  • Social activists are not always evangelistically gifted.
  1. How can we work effectively with other churches of different denominations?
  • This is a good aspiration to have.
  • It depends on what the project is. Some projects (such as Street Pastors) are designed to be multi-church.
  • Don’t enter into contractual agreements with other churches that prevent you from expressing your faith.
  • We need to make sure that people, finances and other resources are managed responsibly.
  1. How do you get involved in working with refugees?
  • Talk to your local council and discuss what refugee situations exist in your community.
  • The issues are very varied in different communities across the country.
  • You may want to get involved with national organisations like ForRefugees, or local organisations like The Boaz Trust in Manchester or the Refugee Support Network in London.
  1. What things might we be doing in well-intentioned ways that are actually counter-productive?
  • Causing people to become dependent on you.
  • You need to make a judgment call with people about how much help will be truly helpful to the person.
  • This issue has been particularly highlighted with food banks, but it actually applies to many different kinds of help.
  • We looking to help people to take responsibility for their lives, little by little, in ways that are possible given their circumstances.
  1. Does refugee status prevent a person having a career in their original profession in the UK?
  • It depends on the profession and whether their qualifications are transferable.
  • It also depends on whether they have been granted asylum. A lot of people are in no-mans-land while they are waiting for the decision.

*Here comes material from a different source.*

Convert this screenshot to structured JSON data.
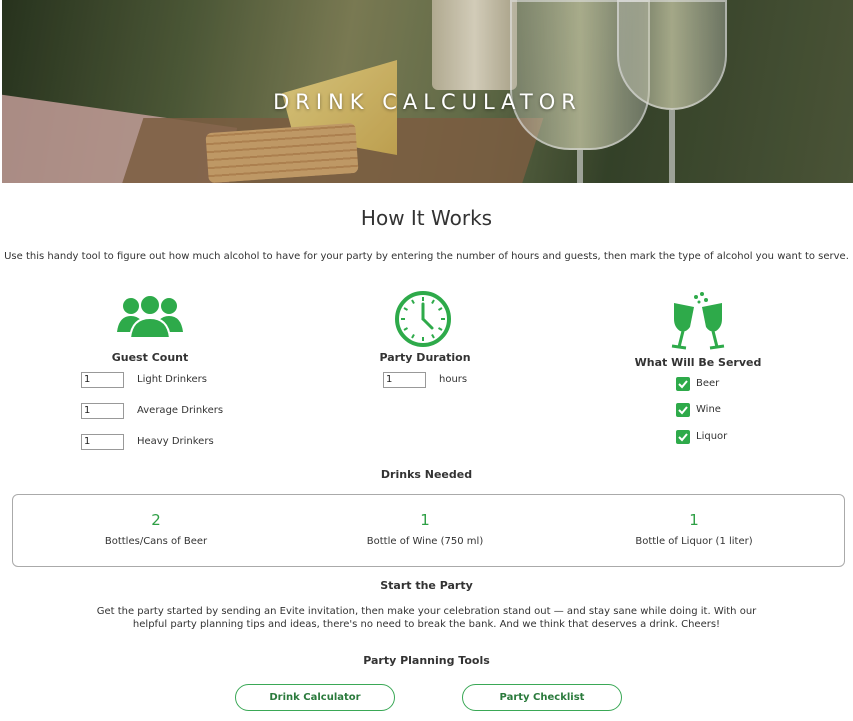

  • For more specifics, talk to people who are involved in refugees work on the ground.